I read these poems for the surprises and jewels. I prize them for their sculpted forcefulness and ingeniously deep economies. “Light leaves the earth a piece at a time, one hand letting go of the tree branch while the other hangs on longer, slowly losing its grip until it understands no help is coming and at last lets go.” As a native Iowan I relate to Hennen’s landscape, and admire and feel enriched by his immersion. He brings the hard, hard-grass prairie fields close, and the crickets and the grasshoppers, and reminds me about the very particular nature of the coldest-day snow his father called “skift:” “bread flour,” spreading “in thin ribbons on the clear ice of puddles frozen to the dirt.”

And I read them for the simply cast insights, his quiet talk about hard weather and the other disintegrators, which occur from the beginning --

Home Place

The old house went down the basement stairs
And didn’t come back up.

The people
The cows
The sheep
The pigs and the chickens
Have disappeared through a great hole
In the landscape.

-- to the end, as in “Corn Picking 1956 — Afternoon Break,” a heartbreaking, layered evocation of a cold prairie day spent in his father’s company.

Hennen illustrates things and “the otherness of things,“ “the differences of objects.” He says, “each tree, each clod is filled with the mud of its own stars.” His work is “following the seasons around,” arriving at “a cabin / With kitchen lights already on.” Working alone, cleaning the day’s catch at night, he observes, “Darkness sticks to everything.” So it does, in a gleaming, fish-scale-sequin way.

[Published May 7, 2013. 180 pages, $18.00 paperback]
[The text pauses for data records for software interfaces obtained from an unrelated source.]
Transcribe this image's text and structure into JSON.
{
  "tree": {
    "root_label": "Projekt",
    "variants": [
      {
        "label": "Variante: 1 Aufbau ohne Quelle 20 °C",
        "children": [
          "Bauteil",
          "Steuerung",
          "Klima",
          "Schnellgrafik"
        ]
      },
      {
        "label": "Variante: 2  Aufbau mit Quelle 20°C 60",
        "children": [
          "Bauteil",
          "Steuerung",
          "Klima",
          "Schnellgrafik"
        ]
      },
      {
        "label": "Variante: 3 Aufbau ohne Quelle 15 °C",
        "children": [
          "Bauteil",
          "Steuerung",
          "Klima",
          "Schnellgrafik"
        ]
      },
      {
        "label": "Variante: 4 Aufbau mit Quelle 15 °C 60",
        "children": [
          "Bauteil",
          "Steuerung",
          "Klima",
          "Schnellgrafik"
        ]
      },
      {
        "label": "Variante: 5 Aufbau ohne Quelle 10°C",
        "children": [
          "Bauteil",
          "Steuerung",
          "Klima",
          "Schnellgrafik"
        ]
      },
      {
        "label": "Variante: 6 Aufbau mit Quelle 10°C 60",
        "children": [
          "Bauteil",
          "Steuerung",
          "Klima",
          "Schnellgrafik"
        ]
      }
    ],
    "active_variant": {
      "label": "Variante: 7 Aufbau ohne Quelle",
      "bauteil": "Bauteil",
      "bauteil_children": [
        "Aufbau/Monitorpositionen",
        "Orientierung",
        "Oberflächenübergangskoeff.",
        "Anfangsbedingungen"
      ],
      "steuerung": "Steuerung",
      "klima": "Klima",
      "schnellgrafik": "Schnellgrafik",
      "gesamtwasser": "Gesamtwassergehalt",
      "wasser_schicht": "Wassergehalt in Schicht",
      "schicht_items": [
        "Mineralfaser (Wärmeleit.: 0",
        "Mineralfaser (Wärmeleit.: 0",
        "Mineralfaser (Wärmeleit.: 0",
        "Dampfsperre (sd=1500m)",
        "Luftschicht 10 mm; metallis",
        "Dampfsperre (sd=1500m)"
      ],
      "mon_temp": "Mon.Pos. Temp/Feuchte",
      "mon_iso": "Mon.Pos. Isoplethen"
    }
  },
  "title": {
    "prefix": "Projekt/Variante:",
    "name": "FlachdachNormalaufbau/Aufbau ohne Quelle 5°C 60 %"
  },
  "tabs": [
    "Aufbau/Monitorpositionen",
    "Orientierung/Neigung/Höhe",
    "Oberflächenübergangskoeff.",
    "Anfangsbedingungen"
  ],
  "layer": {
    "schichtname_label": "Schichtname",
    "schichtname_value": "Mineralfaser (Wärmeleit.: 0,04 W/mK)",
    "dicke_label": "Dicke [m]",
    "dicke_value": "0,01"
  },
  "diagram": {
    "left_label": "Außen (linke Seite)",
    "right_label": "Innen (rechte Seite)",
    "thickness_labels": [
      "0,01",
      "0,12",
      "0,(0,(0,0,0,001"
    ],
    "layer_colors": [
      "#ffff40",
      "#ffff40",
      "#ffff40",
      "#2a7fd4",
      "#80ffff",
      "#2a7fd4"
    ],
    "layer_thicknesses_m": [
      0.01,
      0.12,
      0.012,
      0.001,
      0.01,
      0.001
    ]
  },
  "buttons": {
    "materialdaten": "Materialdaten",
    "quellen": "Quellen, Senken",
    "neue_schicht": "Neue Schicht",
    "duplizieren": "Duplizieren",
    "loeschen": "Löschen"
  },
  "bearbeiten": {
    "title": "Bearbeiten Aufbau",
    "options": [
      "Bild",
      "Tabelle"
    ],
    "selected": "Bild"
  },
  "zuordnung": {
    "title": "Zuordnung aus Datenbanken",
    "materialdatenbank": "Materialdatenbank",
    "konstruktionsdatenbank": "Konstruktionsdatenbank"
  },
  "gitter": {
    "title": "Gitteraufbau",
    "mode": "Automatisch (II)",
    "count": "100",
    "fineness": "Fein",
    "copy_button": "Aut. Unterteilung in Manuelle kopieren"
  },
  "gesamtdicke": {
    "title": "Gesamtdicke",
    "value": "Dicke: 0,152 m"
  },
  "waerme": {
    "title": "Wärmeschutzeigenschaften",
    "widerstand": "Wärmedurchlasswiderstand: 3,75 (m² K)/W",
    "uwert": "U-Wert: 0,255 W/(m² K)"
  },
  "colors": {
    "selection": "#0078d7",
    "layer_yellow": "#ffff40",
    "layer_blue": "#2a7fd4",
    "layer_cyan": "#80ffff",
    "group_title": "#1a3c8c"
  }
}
Leslie Shinn’s Inside Spiders was awarded the 2013 Lexi Rudnitsky First Book Prize in Poetry from Persea Books. She lives and works in Philadelphia.

thank you

I look forward to this blog post 2x a year. I always get clued into good stuff.

I picked up _The Feel Trio_ and _A Wilderness of Monkeys_

thanks as always
Jennifer